--- GIVEN ENTRIES Enclosed Below ---
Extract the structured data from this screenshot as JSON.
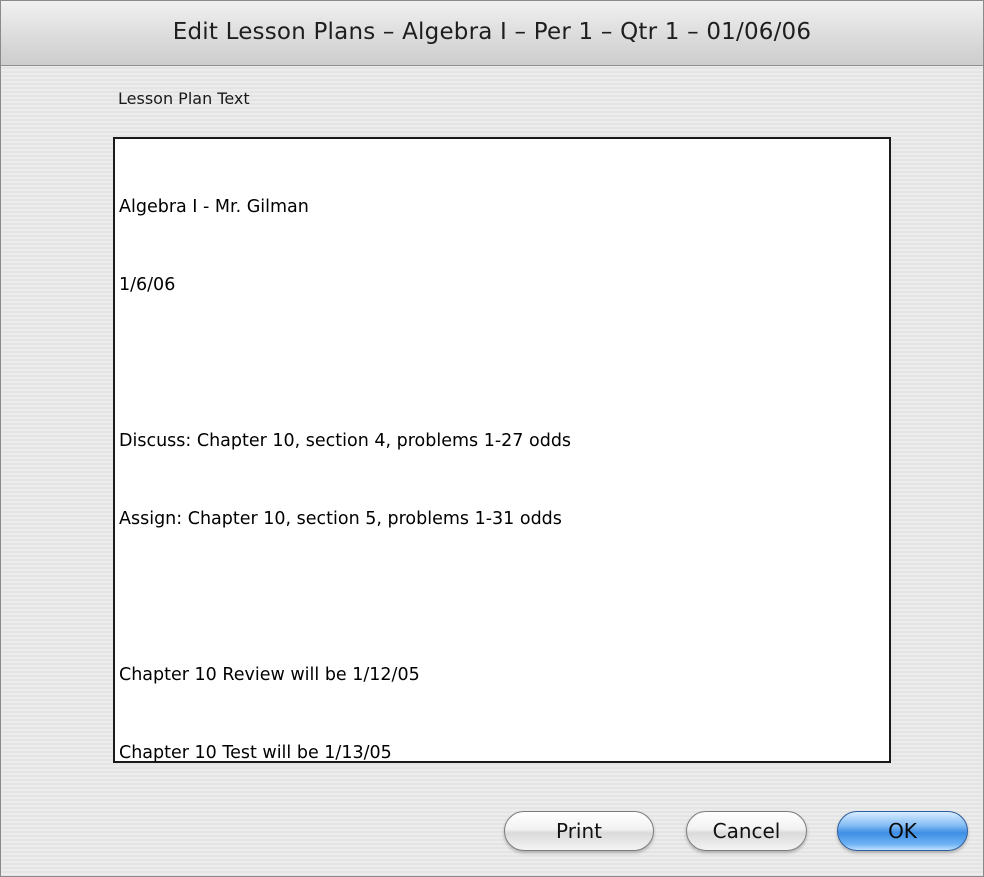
{
  "window": {
    "title": "Edit Lesson Plans – Algebra I – Per 1 – Qtr 1 – 01/06/06"
  },
  "lesson": {
    "label": "Lesson Plan Text",
    "lines": [
      "Algebra I - Mr. Gilman",
      "1/6/06",
      "",
      "Discuss: Chapter 10, section 4, problems 1-27 odds",
      "Assign: Chapter 10, section 5, problems 1-31 odds",
      "",
      "Chapter 10 Review will be 1/12/05",
      "Chapter 10 Test will be 1/13/05"
    ]
  },
  "buttons": {
    "print": "Print",
    "cancel": "Cancel",
    "ok": "OK"
  },
  "colors": {
    "default_button": "#3d8ee4",
    "text": "#000000"
  }
}
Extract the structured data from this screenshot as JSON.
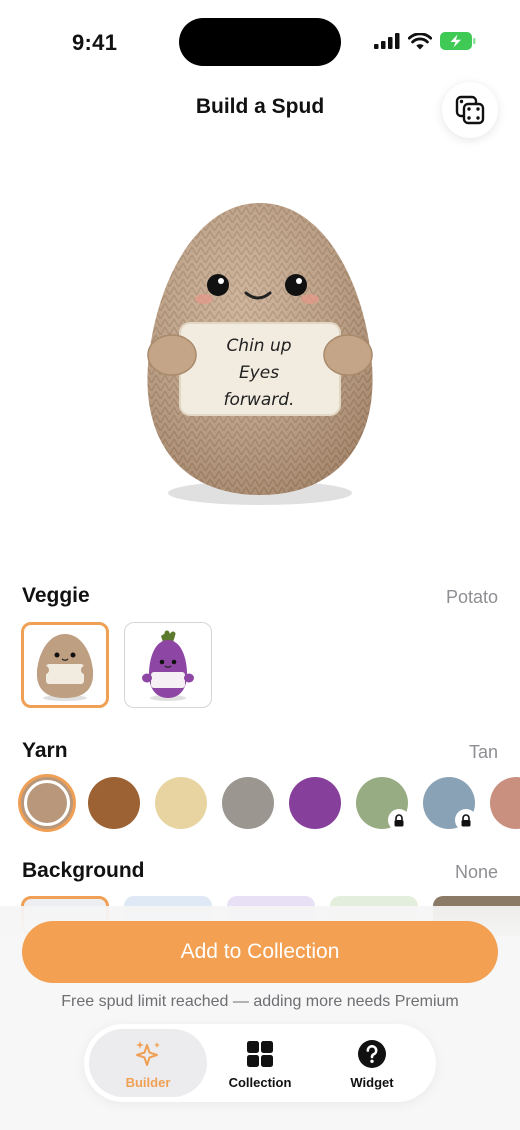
{
  "status_bar": {
    "time": "9:41"
  },
  "header": {
    "title": "Build a Spud",
    "randomize_icon": "dice-icon"
  },
  "hero": {
    "sign_lines": [
      "Chin up",
      "Eyes",
      "forward."
    ]
  },
  "veggie": {
    "label": "Veggie",
    "selected_value": "Potato",
    "options": [
      {
        "name": "potato",
        "selected": true
      },
      {
        "name": "eggplant",
        "selected": false
      }
    ]
  },
  "yarn": {
    "label": "Yarn",
    "selected_value": "Tan",
    "swatches": [
      {
        "color": "#b8977a",
        "selected": true,
        "locked": false
      },
      {
        "color": "#9c6233",
        "selected": false,
        "locked": false
      },
      {
        "color": "#e7d4a0",
        "selected": false,
        "locked": false
      },
      {
        "color": "#9b968f",
        "selected": false,
        "locked": false
      },
      {
        "color": "#86409c",
        "selected": false,
        "locked": false
      },
      {
        "color": "#98ac84",
        "selected": false,
        "locked": true
      },
      {
        "color": "#8aa2b5",
        "selected": false,
        "locked": true
      },
      {
        "color": "#c99080",
        "selected": false,
        "locked": false
      }
    ]
  },
  "background": {
    "label": "Background",
    "selected_value": "None",
    "tiles": [
      {
        "color": "#eceef2",
        "selected": true
      },
      {
        "color": "#dfe8f5",
        "selected": false
      },
      {
        "color": "#e8e0f5",
        "selected": false
      },
      {
        "color": "#e3efdc",
        "selected": false
      },
      {
        "color": "#8a7a66",
        "selected": false
      }
    ]
  },
  "cta": {
    "label": "Add to Collection",
    "note": "Free spud limit reached — adding more needs Premium"
  },
  "tabs": [
    {
      "label": "Builder",
      "icon": "sparkles-icon",
      "active": true
    },
    {
      "label": "Collection",
      "icon": "grid-icon",
      "active": false
    },
    {
      "label": "Widget",
      "icon": "question-circle-icon",
      "active": false
    }
  ],
  "colors": {
    "accent": "#f3a053",
    "secondary_text": "#8e8e93"
  }
}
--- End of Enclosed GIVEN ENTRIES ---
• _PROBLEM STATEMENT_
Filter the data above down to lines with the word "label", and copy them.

• _WRITTEN REPLY_
    "label": "Lesson Plan Text",
    "label": "Veggie",
    "label": "Yarn",
    "label": "Background",
    "label": "Add to Collection",
      "label": "Builder",
      "label": "Collection",
      "label": "Widget",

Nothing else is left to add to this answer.